This may be a strange connection to draw, but I believe in the minds of Blazermaniacs, the 2009 point guard class and Damian Lillard are inextricably linked. While the Blazers punted the draft by stashing Victor Claver, 10 other teams looked for a future point guard (or a backup future point guard like the Jazz, or two future point guards). The perceived success of these 11 players while Portland has treaded water at the PG position for the past three years led to people to sour on the legacy of Kevin Pritchard, question the ability of Nate McMillan to develop point guards, and most importantly, incorrectly assess the odds that first-round point guards will succeed in the NBA.

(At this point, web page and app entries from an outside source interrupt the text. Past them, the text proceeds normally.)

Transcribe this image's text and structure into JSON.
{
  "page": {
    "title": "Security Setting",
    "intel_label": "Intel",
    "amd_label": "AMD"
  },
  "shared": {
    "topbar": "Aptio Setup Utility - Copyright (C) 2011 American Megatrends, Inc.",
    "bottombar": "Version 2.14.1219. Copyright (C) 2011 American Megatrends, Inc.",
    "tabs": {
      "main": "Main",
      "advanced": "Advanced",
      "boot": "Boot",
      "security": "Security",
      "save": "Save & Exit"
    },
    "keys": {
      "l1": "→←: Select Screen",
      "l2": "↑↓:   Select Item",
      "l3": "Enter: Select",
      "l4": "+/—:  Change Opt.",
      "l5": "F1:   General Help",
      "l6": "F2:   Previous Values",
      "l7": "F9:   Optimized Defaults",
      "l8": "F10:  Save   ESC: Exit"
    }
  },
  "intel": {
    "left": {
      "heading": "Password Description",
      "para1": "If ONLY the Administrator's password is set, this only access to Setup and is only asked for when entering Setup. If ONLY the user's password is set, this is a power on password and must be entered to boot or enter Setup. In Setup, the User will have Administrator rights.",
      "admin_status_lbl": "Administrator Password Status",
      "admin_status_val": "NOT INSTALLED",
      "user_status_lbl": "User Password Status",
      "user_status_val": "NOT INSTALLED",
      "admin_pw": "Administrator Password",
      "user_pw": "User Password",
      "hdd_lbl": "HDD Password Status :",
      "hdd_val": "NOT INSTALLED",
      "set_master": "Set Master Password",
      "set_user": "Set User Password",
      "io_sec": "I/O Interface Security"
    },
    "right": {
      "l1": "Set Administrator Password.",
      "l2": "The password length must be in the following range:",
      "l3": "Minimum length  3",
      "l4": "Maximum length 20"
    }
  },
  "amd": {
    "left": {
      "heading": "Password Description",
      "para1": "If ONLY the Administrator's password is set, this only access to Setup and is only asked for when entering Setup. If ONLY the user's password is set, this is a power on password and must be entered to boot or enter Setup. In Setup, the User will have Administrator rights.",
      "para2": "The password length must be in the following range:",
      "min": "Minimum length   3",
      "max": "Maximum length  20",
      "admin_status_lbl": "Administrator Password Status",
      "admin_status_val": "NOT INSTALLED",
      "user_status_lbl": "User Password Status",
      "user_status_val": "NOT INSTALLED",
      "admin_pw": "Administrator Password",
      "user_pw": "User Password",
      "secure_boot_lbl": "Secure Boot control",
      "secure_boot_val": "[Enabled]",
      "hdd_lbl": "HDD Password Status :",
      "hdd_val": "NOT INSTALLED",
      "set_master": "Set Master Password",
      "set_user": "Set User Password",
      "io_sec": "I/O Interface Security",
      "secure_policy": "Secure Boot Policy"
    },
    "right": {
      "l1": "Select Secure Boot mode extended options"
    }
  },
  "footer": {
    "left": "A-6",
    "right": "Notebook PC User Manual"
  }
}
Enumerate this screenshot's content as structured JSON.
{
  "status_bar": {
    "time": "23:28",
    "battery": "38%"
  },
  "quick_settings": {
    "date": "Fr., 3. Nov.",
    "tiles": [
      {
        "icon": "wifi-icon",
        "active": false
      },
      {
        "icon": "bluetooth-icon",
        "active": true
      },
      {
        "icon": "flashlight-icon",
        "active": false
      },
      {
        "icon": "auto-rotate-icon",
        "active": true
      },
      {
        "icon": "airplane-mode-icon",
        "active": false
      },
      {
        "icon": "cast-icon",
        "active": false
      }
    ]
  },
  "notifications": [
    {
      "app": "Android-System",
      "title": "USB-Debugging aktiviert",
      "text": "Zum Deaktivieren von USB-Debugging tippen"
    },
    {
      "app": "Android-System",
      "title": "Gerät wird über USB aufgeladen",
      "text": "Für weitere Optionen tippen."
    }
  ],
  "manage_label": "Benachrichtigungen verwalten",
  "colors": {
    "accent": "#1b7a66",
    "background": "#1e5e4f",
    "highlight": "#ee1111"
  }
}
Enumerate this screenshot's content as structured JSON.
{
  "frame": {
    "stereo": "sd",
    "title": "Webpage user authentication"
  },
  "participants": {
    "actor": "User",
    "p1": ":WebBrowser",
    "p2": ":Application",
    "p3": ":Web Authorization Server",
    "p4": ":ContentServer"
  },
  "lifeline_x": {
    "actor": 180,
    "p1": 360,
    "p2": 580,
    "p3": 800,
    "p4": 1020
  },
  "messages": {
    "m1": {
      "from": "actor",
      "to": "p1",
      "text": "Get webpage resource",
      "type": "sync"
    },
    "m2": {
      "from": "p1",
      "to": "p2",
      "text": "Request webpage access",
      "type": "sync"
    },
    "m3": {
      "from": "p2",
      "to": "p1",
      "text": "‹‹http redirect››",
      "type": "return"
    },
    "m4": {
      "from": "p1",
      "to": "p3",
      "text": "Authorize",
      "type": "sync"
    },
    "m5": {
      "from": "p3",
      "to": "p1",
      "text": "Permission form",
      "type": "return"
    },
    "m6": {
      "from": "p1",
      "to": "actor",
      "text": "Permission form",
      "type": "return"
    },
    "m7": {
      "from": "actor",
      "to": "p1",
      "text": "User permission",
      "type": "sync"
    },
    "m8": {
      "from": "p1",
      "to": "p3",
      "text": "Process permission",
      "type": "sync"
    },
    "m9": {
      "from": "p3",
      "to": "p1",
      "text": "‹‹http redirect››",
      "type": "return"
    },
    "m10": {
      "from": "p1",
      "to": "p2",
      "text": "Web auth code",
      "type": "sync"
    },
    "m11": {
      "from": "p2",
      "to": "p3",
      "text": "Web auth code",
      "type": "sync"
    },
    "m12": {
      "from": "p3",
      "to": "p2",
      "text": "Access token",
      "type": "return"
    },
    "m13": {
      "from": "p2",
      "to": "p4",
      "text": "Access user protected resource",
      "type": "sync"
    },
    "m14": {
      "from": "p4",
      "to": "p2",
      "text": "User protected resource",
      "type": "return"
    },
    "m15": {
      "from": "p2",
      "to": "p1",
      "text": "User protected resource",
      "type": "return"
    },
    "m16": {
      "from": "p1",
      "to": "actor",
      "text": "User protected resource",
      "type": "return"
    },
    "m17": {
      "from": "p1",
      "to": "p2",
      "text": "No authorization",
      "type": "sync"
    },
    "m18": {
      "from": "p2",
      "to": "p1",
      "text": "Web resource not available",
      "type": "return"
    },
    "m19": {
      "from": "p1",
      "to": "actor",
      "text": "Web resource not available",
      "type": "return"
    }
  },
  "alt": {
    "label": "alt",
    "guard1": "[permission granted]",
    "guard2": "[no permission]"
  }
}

At this point it seems almost consensus that Lillard is going to be a good NBA player. Part of that is his combination of attitude, production, and skillset. I’m in no better position to assess this than anybody else, I am not a follower of Big Sky basketball. However, I think another part of this is simply that Blazer fans saw every other team get their “PGOTF” in the 2009 draft, and figured it’d be easy to do if the team got a high enough draft pick. But how many teams got their man in 2009? Here are some PER numbers:
|#20 Rated PG||16.3||16||17.6|
Flynn and Maynor are obviously never going to be starting point guards in this league, this can be ruled out simply based on prior production. Based on a combination of how their teams view them, their production, and league-wide consensus, it’s pretty obvious that Collison, Evans and Beaubois will not be point guards long-term for their current teams. Those players can immediately be ruled out as true “successes” for drafting point guards in the first round.
The Mushy Middle
Philly and Atlanta seem to believe that they have found long-term solutions in Teague and Holiday, but the numbers don’t really bear this out. This is why I’ve included a comparison to the #20 rated PG in the league. In a league where solidly productive starters like Dragic and Lowry are expensive but not prohibitively so, I’d question the wisdom of sitting through three years of relatively poor production for a point guard. The main benefit of this tactic is that it saves money and keeps the fans excited, because young point guards are sexy.
An entire book could be written on Jennings, but his PER is inflated by high usage on relatively unhelpful efficiency (51.5 TS). Still, given his and Holiday’s relative youth they may yet become above-average starters in this league though any of these guys being real stars is probably out of the question. The true unknown is Ricky Rubio, who has true star potential, but also glaring warts in his game.
Only two teams can truly be said to have found their future star point guards in the draft: the Denver Nuggets and the Golden State Warriors (injury caveat for Curry). Finding good players at any position in the draft is hard. NBA decision-makers make a lot of mistakes. Curry was chosen after Evans, Rubio and Flynn, Lawson chosen after those four, Jennings and Holiday. Getting a high-pedigree point guard does nothing until he proves it.
Even if the myth that you need a veteran PG has been somewhat debunked with the success of Rose, Westbrook, and some of these 2009 guys, it is still exceptionally hard to succeed as a rookie in the NBA at any position. And that still applies to point guard.
While the point guard position is fantastically productive in the NBA right now, and the 2009 class played a part, picking Claver was not the root of all evils for the Blazers, and drafting Lillard will not cure all that ails them. With expectations for Lillard rising based on not only his prospect profile but also his position, keep in mind that a 15+ PER season would be excellent and surpass most of his recent peers.